“I like when, in Western movies, someone is in Laramie, and then there’s a horse ride, and two minutes later, he is in San Francisco. You have the feeling that the whole of California and Nevada and the desert is a dreamland.”

Paula: I am really interested in my characters’ souls—where they have come from and what they have lived through; what has shaped them into who they were at the beginning of the movie, and what keeps on shaping them. I was really contemplating the [way that] Undine comes to our planet. She falls in love, and has to stay with this man until the man doesn’t love her anymore. And then she goes back to the water. The water is her home.

I have to understand what that underwater world is for her. Concentrating not only on the script and the dialogue, but also on what you can’t see in a movie creates a deeper energy around these characters. It’s not that I take something from one character to another—but, of course, it stays somewhere in me.

Christian: I think Paula works on her characters so that, in the end, she doesn’t need us anymore. This is freedom: She doesn’t need the camera, she doesn’t need the look of male subjects. She can leave and have a life of her own. In Afire, when she leaves the glade [on] the bicycle, I always have the feeling she has a life of her own. She can eat ice cream and have her friends; she doesn’t need us.

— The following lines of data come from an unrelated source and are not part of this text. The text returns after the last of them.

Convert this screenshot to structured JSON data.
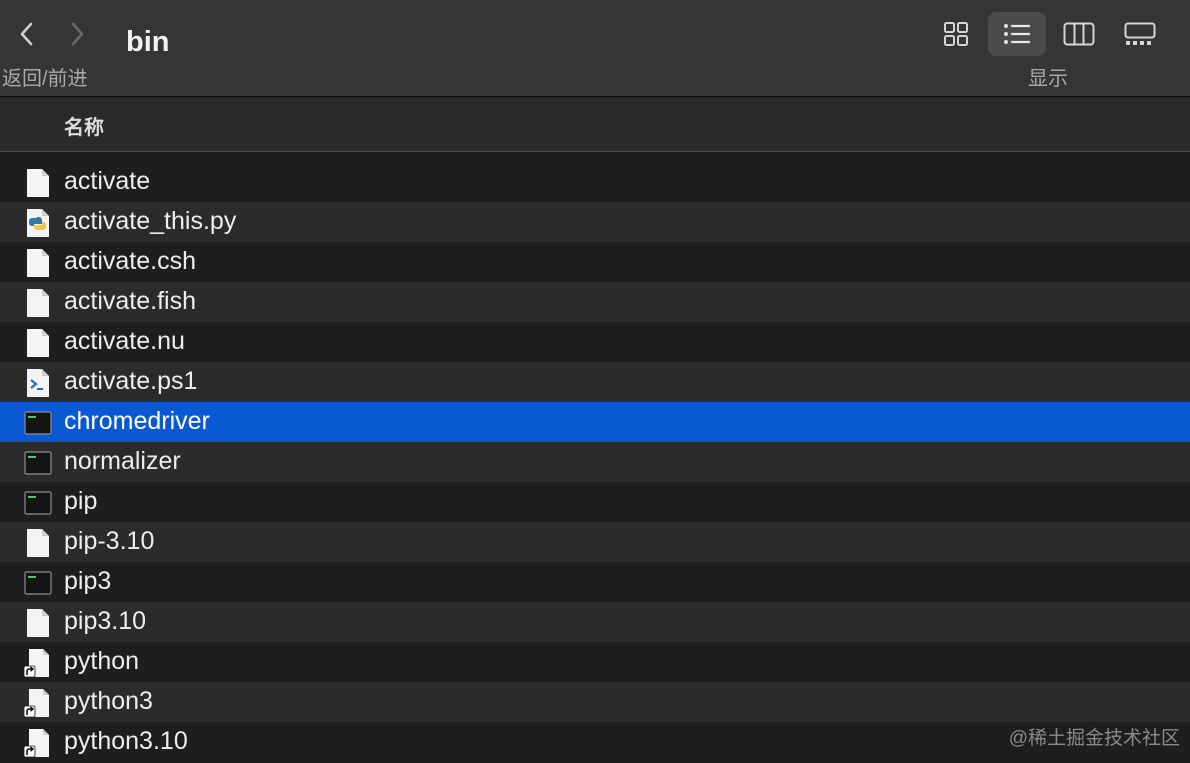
{
  "toolbar": {
    "title": "bin",
    "nav_label": "返回/前进",
    "display_label": "显示",
    "views": [
      {
        "name": "icon-view",
        "active": false
      },
      {
        "name": "list-view",
        "active": true
      },
      {
        "name": "column-view",
        "active": false
      },
      {
        "name": "gallery-view",
        "active": false
      }
    ]
  },
  "columns": {
    "name": "名称"
  },
  "files": [
    {
      "name": "activate",
      "icon": "document-icon",
      "selected": false
    },
    {
      "name": "activate_this.py",
      "icon": "python-file-icon",
      "selected": false
    },
    {
      "name": "activate.csh",
      "icon": "document-icon",
      "selected": false
    },
    {
      "name": "activate.fish",
      "icon": "document-icon",
      "selected": false
    },
    {
      "name": "activate.nu",
      "icon": "document-icon",
      "selected": false
    },
    {
      "name": "activate.ps1",
      "icon": "powershell-file-icon",
      "selected": false
    },
    {
      "name": "chromedriver",
      "icon": "executable-icon",
      "selected": true
    },
    {
      "name": "normalizer",
      "icon": "executable-icon",
      "selected": false
    },
    {
      "name": "pip",
      "icon": "executable-icon",
      "selected": false
    },
    {
      "name": "pip-3.10",
      "icon": "document-icon",
      "selected": false
    },
    {
      "name": "pip3",
      "icon": "executable-icon",
      "selected": false
    },
    {
      "name": "pip3.10",
      "icon": "document-icon",
      "selected": false
    },
    {
      "name": "python",
      "icon": "alias-icon",
      "selected": false
    },
    {
      "name": "python3",
      "icon": "alias-icon",
      "selected": false
    },
    {
      "name": "python3.10",
      "icon": "alias-icon",
      "selected": false
    }
  ],
  "watermark": "@稀土掘金技术社区",
  "colors": {
    "selection": "#0b59d2",
    "toolbar": "#353535",
    "background": "#1e1e1e"
  }
}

Erik: This reminds me of how I feel watching Monica Vitti in Antonioni’s films.

Christian: You know, Afire and Il Deserto Rosso are very similar.

Erik: I want to touch on your interest in elementality, which, again, we see throughout your films. Particularly with water: rivers, oceans, swimming pools, aquaria, tropical islands, harbors, shipwrecks. Do these images have some special experiential link to the act of watching film?

Christian: In the German tradition, we have two kinds of water: Water as a border between life and death, like the River Styx or the Wupper River, which is near the town of Wuppertal. In German, there is a saying, to go over the Wupper, [which] means you have to die. There are rivers and oceans you can take your ship to, and you can vanish, or go away. Sometimes, water is a border—and sometimes it is a possibility, like a horizon. But I was interested in water in this third way: an element in which you can live, like in Undine, or die, like in Transit.

In the German Romantic tradition, water is something you can die in. And it is [also] the possibility of being free—both exist. I thought a lot about water, and I [had] the idea of making this trilogy about water and fire and so on. I [haven’t had] an idea for the third element—I can’t do anything with air, I have no ideas for air—so I started a new trilogy. Perhaps it’s because air has nothing to do with cinema. Water [does]: You are inside and outside. You can’t live in it, but you can dream yourself inside of it.